Overnight, a deadly storm ripped through Tennessee, spawning at least two tornadoes. One of those tornadoes touched down near downtown Nashville, cutting a swath of destruction. The Tennessee Emergency Management Agency confirms that at least nine people were killed.
Around one a.m. on Tuesday morning, a tornado ripped through East Nashville–following a similar path the 1998 storm that long-time Nashville residents still remember. This time, the locals had only a few minutes’ warning before the storm touched down.
A block from my daughter’s place in Nashville pic.twitter.com/B2caFgiWnu
— Rick Wilson (@TheRickWilson) March 3, 2020
Amateur photo and video of the storm show strobe-like lightning strikes and widespread devastation as the EF-3 tornado swept through the city.
The tornado destroyed airplanes and hangers at the John C. Tune Airport and left multiple tractor-trailers overturned along Interstates 24 and 40. Locals were dismayed to find out that the Five Points neighborhood had been partially leveled. Popular businesses such as Basement East and Jack Brown’s were also destroyed.
— Maggie Carlo (@KOCOMaggie) March 3, 2020
The Nashville Fire Department reports that at least 40 buildings have collapsed throughout the city. Thousands of residents are without power, and emergency shelters have been opened.
A second tornado touched down near the city of Cookeville, TN, about an hour after the Nashville tornado struck. Putnam County authorities confirmed that at least three people were killed as the storm leveled homes in Cookeville and Baxter.
Putnam County Sheriff Eddie Farris announced, “We have people missing, there are several homes flattened, so right now we are trying to establish a command post.” Farris is sending deputies door to door in a search for anyone who might be injured or trapped.

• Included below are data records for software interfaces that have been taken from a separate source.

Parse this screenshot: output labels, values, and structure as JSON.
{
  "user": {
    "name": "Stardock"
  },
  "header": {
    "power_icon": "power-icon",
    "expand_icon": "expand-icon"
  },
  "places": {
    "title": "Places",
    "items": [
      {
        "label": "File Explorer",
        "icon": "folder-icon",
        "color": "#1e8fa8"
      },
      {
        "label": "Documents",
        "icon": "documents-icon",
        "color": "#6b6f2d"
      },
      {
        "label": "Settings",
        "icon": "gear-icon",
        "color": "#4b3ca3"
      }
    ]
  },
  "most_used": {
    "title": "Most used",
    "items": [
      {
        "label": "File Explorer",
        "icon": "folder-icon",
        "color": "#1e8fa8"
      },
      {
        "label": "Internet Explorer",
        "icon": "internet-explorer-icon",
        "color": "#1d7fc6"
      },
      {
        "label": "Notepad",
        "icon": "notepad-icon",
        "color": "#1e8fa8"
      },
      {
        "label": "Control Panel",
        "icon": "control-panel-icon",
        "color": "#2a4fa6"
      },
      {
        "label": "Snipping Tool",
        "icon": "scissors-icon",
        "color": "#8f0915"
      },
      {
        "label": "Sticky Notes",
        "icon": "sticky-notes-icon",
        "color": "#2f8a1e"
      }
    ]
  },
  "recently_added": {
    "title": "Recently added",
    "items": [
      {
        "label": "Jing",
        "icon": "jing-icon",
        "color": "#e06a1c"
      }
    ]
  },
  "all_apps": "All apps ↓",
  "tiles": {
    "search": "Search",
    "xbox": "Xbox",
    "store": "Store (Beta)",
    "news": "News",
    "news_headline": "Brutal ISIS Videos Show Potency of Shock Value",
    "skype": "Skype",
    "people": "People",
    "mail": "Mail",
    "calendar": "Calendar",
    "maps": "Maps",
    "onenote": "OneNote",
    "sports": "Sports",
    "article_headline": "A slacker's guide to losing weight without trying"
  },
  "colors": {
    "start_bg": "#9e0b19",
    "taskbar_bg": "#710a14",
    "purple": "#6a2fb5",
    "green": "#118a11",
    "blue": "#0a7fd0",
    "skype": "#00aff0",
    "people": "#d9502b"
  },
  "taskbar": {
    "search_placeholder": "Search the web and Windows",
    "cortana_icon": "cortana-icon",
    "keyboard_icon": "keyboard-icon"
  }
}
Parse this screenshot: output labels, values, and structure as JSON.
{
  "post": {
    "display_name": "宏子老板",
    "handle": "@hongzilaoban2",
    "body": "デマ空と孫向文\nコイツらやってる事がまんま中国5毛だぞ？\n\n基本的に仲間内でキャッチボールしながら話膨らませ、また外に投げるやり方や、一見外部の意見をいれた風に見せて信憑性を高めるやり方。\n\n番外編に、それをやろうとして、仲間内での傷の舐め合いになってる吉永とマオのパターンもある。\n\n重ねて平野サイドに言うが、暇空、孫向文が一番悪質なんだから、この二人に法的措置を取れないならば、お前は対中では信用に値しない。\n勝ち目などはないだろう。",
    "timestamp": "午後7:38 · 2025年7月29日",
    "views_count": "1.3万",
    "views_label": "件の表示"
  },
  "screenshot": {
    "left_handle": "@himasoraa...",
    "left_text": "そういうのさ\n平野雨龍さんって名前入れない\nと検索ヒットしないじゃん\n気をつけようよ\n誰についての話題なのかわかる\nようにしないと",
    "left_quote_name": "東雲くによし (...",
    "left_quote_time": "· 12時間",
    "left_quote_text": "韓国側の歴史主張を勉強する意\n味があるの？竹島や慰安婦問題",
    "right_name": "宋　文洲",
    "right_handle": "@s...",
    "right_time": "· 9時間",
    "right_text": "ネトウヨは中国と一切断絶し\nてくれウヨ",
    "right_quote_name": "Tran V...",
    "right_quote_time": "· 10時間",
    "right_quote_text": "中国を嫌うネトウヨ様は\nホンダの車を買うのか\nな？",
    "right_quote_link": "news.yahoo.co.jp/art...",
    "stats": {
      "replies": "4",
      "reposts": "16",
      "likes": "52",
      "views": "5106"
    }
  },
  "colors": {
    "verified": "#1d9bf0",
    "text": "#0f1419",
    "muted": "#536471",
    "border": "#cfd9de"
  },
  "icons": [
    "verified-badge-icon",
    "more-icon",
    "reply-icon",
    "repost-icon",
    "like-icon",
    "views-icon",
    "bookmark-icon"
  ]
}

Crews are also attempting to clear roads so that the search can continue safely.
In addition, the city of Mt. Juliet–roughly 20 miles from Nashville–has been hard hit. With ruptured gas lines and downed power lines everywhere, emergency responders are working quickly.
Early Tuesday morning, Nashville Mayor John Cooper took to Twitter, writing:
“Nashville is hurting, and our community has been devastated. My heart goes out to those who have lost loved ones. Be sure to lend a helping hand to a neighbor in need, and let’s come together as a community once more. Together, we will get through this and come out stronger.”
Despite the tragedy, Super Tuesday voting is still set to continue. Confusion has arisen, as some facilities used for voting are also designated emergency shelters.
If you would like to help, the Community Foundation of Middle Tennessee created a relief fund for people who lost their homes in the storm. The foundation will distribute the funds to nonprofits in the region. You can learn more and donate here.
In addition, the American Red Cross of Tennessee is asking for monetary donations–but they urge people not to send goods of any kind. “We know people are generous and want to do everything they can to help after a disaster,” they tweeted. “Our first priority is to provide shelter and support to those affected. We are not accepting donated goods, as it takes time and money to store, sort, clean and distribute donated items.”